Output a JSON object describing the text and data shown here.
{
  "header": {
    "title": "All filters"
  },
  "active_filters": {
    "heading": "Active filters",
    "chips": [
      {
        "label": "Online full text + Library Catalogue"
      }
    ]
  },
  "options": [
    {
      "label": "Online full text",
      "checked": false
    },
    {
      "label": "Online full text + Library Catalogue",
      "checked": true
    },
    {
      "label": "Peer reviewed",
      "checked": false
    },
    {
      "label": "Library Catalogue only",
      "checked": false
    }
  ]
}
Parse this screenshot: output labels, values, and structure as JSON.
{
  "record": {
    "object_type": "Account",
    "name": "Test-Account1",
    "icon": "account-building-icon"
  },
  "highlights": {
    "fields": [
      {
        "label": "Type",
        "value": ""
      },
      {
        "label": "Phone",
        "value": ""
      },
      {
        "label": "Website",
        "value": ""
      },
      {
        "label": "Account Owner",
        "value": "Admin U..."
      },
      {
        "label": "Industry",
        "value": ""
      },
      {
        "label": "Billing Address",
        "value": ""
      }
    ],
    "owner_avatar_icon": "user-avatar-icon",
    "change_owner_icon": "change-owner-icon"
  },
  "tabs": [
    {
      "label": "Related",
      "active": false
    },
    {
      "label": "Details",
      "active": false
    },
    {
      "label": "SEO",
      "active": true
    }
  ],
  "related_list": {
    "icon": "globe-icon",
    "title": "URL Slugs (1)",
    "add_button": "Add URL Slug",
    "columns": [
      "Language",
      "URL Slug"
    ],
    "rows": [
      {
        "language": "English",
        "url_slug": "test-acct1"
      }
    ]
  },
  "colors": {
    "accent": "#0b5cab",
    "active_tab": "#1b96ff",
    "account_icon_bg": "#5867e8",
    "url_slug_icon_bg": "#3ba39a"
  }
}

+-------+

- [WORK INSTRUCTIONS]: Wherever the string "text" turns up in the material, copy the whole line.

- [RESPONSE]:
Output a JSON object describing the text and data shown here.
        "label": "Online full text + Library Catalogue"
      "label": "Online full text",
      "label": "Online full text + Library Catalogue",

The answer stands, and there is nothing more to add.